Zen is always exposing paradox and paradox when realised, enhances the experience of the mysterious. Life is a mystery and not a thing that can be analysed as to what it is.  It is everywhere and everything.

The best I can do here is to write about how chakras are a mystery. There are some that claim to be able to see the chakras and auras around others, but personally I have not experienced that form of seeing. But what I have experienced are the various sensations that come about in my own body, as a result of what I am naming here as Chakra Meditation... Focusing on the energies as light and colour that are moving through each chakra in the body, as they have been outlined in various explanations and images in many documents throughout history.

The more I have practised chakra meditation over the years, the more vividly the imagery has become, and the more the accompanying experiences have been enhanced.  One may ask what this has to do with Zen practice.  To which I would answer that Zen can be applied to anything even a belief-system! But then Zen is not a belief system itself but the experiencing of the moment of now.
Beliefs are considered to be illusory but it doesn’t mean that we don’t hold them, they are part of our experience of the dualism of the mind.

Zen embraces all and makes no comment.  Duality exists within the context of the Whole and is the 'play' created in about our life – some would refer to this as 'the game of life'.

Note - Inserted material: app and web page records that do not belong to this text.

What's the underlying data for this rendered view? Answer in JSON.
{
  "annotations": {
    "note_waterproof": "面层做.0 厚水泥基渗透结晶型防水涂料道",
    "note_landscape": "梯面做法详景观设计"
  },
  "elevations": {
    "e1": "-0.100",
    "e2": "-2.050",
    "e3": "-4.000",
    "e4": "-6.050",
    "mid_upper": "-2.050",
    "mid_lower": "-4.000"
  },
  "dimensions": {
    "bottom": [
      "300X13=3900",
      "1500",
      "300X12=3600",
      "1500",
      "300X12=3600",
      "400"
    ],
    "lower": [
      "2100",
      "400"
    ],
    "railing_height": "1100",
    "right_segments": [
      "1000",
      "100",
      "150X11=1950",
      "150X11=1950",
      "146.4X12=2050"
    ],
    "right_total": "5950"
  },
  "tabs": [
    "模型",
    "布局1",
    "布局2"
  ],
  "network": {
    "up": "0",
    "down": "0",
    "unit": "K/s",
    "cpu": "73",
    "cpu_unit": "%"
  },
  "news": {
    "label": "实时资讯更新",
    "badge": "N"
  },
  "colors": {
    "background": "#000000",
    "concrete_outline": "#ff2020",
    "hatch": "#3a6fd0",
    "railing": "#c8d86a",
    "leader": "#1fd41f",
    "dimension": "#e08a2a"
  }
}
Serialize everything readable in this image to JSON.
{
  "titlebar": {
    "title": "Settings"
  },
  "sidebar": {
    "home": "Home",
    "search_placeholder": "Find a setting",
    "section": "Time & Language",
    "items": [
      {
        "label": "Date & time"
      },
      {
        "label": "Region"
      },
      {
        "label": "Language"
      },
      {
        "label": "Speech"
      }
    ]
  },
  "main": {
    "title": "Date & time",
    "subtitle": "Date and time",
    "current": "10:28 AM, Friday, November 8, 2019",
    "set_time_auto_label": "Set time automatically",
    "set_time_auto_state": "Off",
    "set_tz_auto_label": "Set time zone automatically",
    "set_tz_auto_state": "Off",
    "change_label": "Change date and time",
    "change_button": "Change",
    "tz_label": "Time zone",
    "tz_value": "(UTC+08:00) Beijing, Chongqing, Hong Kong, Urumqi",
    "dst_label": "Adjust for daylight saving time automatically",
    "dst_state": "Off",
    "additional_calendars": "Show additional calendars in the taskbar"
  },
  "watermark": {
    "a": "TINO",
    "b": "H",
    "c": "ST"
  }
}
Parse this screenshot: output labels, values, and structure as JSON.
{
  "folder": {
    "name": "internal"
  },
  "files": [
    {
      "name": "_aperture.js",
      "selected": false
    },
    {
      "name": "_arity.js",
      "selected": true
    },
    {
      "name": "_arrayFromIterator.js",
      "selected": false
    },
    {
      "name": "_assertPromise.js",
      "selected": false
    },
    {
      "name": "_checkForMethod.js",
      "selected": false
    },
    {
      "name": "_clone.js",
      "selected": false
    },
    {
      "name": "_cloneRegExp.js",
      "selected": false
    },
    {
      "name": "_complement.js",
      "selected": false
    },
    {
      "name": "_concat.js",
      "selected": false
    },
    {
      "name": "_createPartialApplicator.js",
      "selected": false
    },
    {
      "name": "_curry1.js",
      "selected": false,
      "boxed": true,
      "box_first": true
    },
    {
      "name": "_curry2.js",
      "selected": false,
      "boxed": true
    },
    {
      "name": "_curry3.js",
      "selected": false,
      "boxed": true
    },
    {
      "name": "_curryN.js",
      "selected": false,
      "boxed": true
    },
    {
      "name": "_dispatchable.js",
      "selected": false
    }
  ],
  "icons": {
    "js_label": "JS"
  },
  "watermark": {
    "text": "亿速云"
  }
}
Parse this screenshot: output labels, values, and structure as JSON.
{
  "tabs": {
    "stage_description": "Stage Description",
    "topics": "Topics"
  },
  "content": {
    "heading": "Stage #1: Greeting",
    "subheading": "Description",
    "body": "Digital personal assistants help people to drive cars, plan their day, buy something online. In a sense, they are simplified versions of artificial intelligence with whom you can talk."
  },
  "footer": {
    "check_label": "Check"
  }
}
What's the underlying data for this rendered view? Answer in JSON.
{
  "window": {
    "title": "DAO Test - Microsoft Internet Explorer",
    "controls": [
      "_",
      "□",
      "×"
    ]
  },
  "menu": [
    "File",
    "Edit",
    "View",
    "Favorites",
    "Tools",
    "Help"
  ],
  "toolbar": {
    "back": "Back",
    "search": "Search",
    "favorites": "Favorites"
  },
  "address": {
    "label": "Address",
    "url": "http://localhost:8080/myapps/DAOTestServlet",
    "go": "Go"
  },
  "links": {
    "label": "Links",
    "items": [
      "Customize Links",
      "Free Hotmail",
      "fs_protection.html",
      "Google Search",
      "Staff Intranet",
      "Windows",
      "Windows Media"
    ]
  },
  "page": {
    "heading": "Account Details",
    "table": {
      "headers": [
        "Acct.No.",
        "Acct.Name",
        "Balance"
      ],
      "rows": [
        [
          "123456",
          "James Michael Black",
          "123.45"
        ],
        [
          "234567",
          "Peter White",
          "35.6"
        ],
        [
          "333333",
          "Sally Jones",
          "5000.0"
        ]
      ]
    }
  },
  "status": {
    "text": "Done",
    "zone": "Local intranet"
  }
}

Words can be forever produced, but it is all just thinking, and not Zen itself.